But Von Wong wasn’t particularly happy. He was making money, but felt purposeless, his creativity used to push mobile phones to the masses. Maybe, he thought, he should quit photography altogether.
Instead, the now 30-year-old artist known for surreal, viral images made a deal with himself: He wouldn’t take any paid work that didn’t have some sort of greater social impact.
“I gave myself a one year deadline,” Von Wong recalls, “but that didn’t work. It’s finally started to work out, but it’s been a long, painful journey.”
When we think about social impact photography, it’s usually in the form of photojournalism: depictions of the Vietnam War that brought its horrors home to the United States; images of rotting bird carcasses on Midway Atoll, their bellies too full of plastic to fly; the shot of a Syrian toddler washed up on a Greek shore that yanked the refugee crisis into stark, soul-crushing relief.
Von Wong takes a different approach. Using a background in engineering and a team of assistants, he crafts art photographs that tell stories of climate change, pollution and animal rights through inventive scenes and fantastical visuals. In one shot, a free diver models a flowing white gown more than 150 feet underwater, protecting a herd of live sharks from the human hunters that kill of 100 million of the creatures every year. In another frame, people breathe air from a protected terrarium under the shadow of coal mining machinery in a Mad Max-style dystopia. In another, a mermaid swims amid swirling waves created by 10,000 plastic bottles, the number the average American will use in their lifetime.
“It’s this intersection of morbid beauty and purpose,” says Von Wong. “I’ve had to find a different way to preach to people. I realized my fans don’t really care about causes. They care about photography.”
To reach them, Von Wong makes his work eye-catching and visually startling, so the medium speaks as loud as the message. He also publishes behind-the-scenes videos that document his often complex process of constructing his images, anchoring an aquatic model to sea caves or borrowing thousands of water bottles from a waste facility.
“I like to create a piece of content that will shock people in execution, so they’ll be interested in how it was done, and then I sneak in a little education. I try to gamify the education process.”
Measuring how effectively his message shines through is tricky. Though Von Wong can tabulate likes and views, signatures gathered for petitions and comments on blog or social media posts, how that exposure translates to action is trickier to pinpoint.
“It’s hard to track what impact I’ve had on people. You can only count the number of views,” says Von Wong.
Perhaps his foray into social impact has had the greatest effect on the photographer himself.

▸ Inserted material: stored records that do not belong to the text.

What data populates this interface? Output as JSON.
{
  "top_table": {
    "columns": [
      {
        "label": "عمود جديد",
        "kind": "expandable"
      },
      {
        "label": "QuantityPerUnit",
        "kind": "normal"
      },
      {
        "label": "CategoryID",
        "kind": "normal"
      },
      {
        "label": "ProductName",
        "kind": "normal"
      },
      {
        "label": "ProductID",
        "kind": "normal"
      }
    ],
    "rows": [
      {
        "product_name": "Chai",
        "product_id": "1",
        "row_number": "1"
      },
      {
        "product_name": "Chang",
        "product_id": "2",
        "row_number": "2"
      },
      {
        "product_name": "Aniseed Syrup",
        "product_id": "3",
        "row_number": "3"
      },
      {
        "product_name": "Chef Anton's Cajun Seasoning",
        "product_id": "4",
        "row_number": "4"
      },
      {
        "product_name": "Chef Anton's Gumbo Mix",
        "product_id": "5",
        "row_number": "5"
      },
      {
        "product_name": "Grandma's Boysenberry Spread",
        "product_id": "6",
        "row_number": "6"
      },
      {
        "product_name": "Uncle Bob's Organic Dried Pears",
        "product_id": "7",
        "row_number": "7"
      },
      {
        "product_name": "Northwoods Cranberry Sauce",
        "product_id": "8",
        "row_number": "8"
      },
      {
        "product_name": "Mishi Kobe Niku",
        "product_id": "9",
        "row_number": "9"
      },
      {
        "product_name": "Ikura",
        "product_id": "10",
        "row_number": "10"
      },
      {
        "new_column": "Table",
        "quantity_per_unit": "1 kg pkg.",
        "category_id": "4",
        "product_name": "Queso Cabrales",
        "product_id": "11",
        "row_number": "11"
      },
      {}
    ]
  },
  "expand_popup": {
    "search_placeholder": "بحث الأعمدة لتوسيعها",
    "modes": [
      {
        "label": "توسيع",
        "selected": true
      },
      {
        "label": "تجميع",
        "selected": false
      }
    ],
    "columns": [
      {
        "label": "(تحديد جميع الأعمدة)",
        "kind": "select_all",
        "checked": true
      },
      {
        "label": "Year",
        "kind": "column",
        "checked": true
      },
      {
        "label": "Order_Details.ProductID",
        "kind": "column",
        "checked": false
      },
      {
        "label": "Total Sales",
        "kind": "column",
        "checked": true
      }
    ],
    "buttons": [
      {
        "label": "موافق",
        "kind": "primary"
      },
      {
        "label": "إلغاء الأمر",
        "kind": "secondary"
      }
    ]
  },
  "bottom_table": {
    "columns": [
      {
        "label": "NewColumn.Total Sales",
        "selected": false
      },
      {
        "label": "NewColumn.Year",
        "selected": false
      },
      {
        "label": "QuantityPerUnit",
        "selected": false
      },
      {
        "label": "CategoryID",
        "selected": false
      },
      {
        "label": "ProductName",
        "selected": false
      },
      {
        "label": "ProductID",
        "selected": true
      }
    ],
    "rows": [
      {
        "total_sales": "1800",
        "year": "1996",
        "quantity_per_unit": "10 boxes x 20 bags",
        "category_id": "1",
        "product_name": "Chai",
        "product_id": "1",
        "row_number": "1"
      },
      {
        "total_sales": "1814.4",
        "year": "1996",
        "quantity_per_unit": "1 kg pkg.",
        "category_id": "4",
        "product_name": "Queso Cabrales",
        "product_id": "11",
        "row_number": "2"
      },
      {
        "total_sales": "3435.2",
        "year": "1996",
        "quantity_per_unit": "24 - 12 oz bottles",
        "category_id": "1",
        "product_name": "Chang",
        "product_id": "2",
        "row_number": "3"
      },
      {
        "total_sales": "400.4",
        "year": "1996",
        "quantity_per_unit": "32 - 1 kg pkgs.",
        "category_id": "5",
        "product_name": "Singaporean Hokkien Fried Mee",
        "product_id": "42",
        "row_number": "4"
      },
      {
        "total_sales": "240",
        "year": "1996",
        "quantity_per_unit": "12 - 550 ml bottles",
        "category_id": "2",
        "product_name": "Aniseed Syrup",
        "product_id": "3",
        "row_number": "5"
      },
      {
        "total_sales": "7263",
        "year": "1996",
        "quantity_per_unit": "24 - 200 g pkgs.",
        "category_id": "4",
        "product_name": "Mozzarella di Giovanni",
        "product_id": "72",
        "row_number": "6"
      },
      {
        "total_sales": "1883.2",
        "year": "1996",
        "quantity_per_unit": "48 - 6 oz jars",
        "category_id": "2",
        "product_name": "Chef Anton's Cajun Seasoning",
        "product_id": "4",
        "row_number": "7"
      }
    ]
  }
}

“As I started getting more into the impact space, I started to realize there were changes you had to make in your own personal behavior to not be a hypocrite.”
Von Wong became a vegetarian, started carrying a canteen. “Now I feel guilty every time a bartender hands me a straw,” he laughs. “As you try to delve deeper into a problem and try to learn about it, you realize how dire situations are. It’s a pretty depressing cycle. You’re racing the speed of destruction.”
Currently, the photographer is working on a project about fast fashion and designing a shoot around the coral bleaching epidemic that’s plagued the world’s reefs, giving himself crash courses in each subject as he solidifies the storyline behind each shoot.
“One of my core frustrations is I don’t know if it’s possible to lead a net-positive life. You’re still generating waste. You’re still making things worse. There are very few people who can claim to have a net-positive impact on the world from a purely environmental [perspective],” says Von Wong. “I’m leading this whole environmental charge, and I’m still ordering shit off Amazon.”
For Von Wong it comes down to tapping his talents to make change, even if the impacts are more hearts and minds than policy and legislation.
“The reason I keep doing what I do is it’s the most potent skill set that I have. It’s the only thing I’m good at in life, so it’s what I can do.”